It’s possible to drag the figures with your mouse, the movement buttons or the arrow keys on your keyboard, using the Space bar to change your selection. To find out about the other buttons, press ? for help and then… enjoy yourself.

Challenge 1  See example


Use button 4 (see Help ?) to hide the figures of the soldiers and the protagonist. Arrange the three dead bodies in the foreground such that they become the protagonists of the composition, using the commands “Move” (2), “Flip” (3) “Conceal” (4) and “Brightness” (5). You can also invert the background or change its tone. If you select the light, the brightness will change throughout the scene.



Challenge 2  See example
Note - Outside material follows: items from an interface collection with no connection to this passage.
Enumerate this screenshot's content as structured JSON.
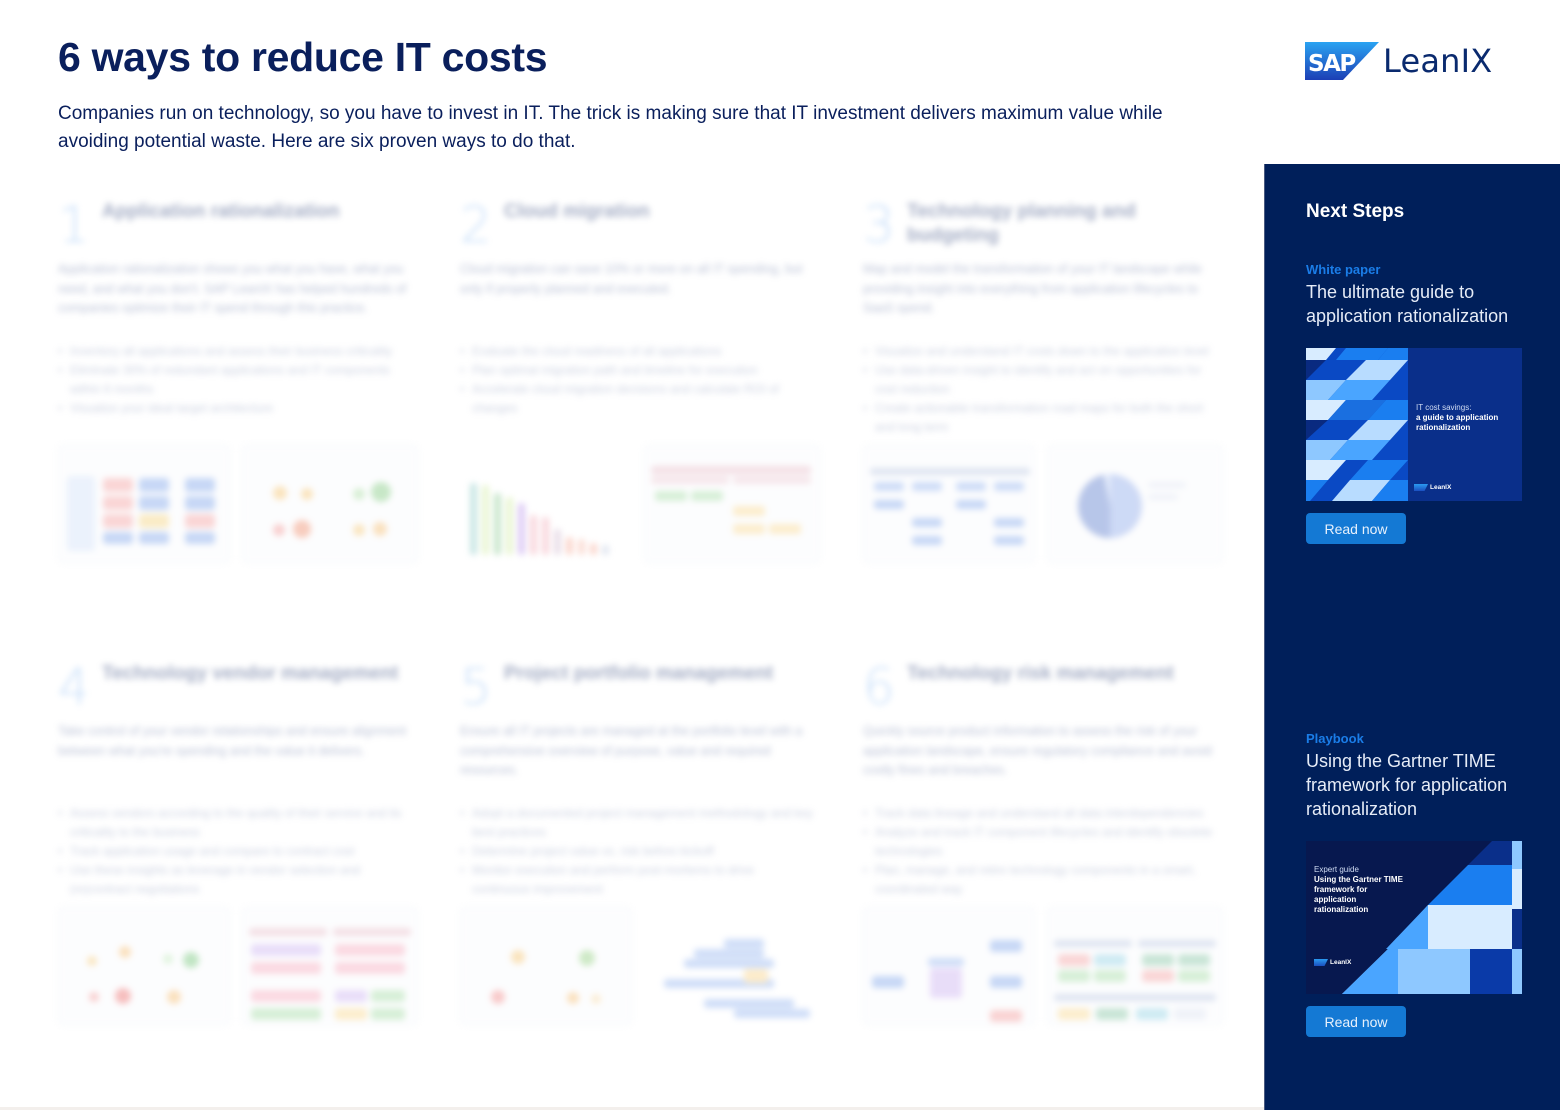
{
  "header": {
    "title": "6 ways to reduce IT costs",
    "intro": "Companies run on technology, so you have to invest in IT. The trick is making sure that IT investment delivers maximum value while avoiding potential waste. Here are six proven ways to do that.",
    "logo": {
      "mark": "SAP",
      "text": "LeanIX"
    }
  },
  "ways": [
    {
      "number": "1",
      "title": "Application rationalization",
      "description": "Application rationalization shows you what you have, what you need, and what you don't. SAP LeanIX has helped hundreds of companies optimize their IT spend through this practice.",
      "bullets": [
        "Inventory all applications and assess their business criticality",
        "Eliminate 30% of redundant applications and IT components within 6 months",
        "Visualize your ideal target architecture"
      ]
    },
    {
      "number": "2",
      "title": "Cloud migration",
      "description": "Cloud migration can save 10% or more on all IT spending, but only if properly planned and executed.",
      "bullets": [
        "Evaluate the cloud readiness of all applications",
        "Plan optimal migration path and timeline for execution",
        "Accelerate cloud migration decisions and calculate ROI of changes"
      ]
    },
    {
      "number": "3",
      "title": "Technology planning and budgeting",
      "description": "Map and model the transformation of your IT landscape while providing insight into everything from application lifecycles to SaaS spend.",
      "bullets": [
        "Visualize and understand IT costs down to the application level",
        "Use data-driven insight to identify and act on opportunities for cost reduction",
        "Create actionable transformation road maps for both the short and long term"
      ]
    },
    {
      "number": "4",
      "title": "Technology vendor management",
      "description": "Take control of your vendor relationships and ensure alignment between what you're spending and the value it delivers.",
      "bullets": [
        "Assess vendors according to the quality of their service and its criticality to the business",
        "Track application usage and compare to contract cost",
        "Use these insights as leverage in vendor selection and (re)contract negotiations"
      ]
    },
    {
      "number": "5",
      "title": "Project portfolio management",
      "description": "Ensure all IT projects are managed at the portfolio level with a comprehensive overview of purpose, value and required resources.",
      "bullets": [
        "Adopt a documented project management methodology and key best practices",
        "Determine project value vs. risk before kickoff",
        "Monitor execution and perform post-mortems to drive continuous improvement"
      ]
    },
    {
      "number": "6",
      "title": "Technology risk management",
      "description": "Quickly source product information to assess the risk of your application landscape, ensure regulatory compliance and avoid costly fines and breaches.",
      "bullets": [
        "Track data lineage and understand all data interdependencies",
        "Analyze and track IT component lifecycles and identify obsolete technologies",
        "Plan, manage, and retire technology components in a smart, coordinated way"
      ]
    }
  ],
  "sidebar": {
    "title": "Next Steps",
    "resources": [
      {
        "type": "White paper",
        "title": "The ultimate guide to application rationalization",
        "cover": {
          "subtitle": "IT cost savings:",
          "title": "a guide to application rationalization",
          "logo": "LeanIX"
        },
        "button": "Read now"
      },
      {
        "type": "Playbook",
        "title": "Using the Gartner TIME framework for application rationalization",
        "cover": {
          "subtitle": "Expert guide",
          "title": "Using the Gartner TIME framework for application rationalization",
          "logo": "LeanIX"
        },
        "button": "Read now"
      }
    ]
  },
  "colors": {
    "navy": "#0a1f5c",
    "sidebar_bg": "#001f5a",
    "accent_blue": "#1a7de8",
    "button_blue": "#1479d4"
  }
}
Repeat the previous exercise, but leaving only one of the bodies visible. Place the other figures (all except the soldiers and the protagonist) in the foreground as well, such that they make a geometrically defined oval, triangle or rectangle.



Challenge 3See example


Pick five or six figures and hide the rest. With these, reproduce the central theme of the work (the shooting) in a synthetic manner, such that the figures form a flattened U. If necessary, alter the brightness of the scene to heighten the contrast.



Challenge 4See example


Transform the composition into a symmetrical arrangement, with two groups of soldiers and two others of victims. Make full use of all the available tools (move, hide, flip and brightness) to arrive at a distinctive composition.



Challenge 5See example


Flip the figures of the soldiers and some of the victims, and hide the rest. Then place them behind the line of the ground, leaving only the dead bodies in the foreground. Do the rifles seem more aggressive when aiming from left to right?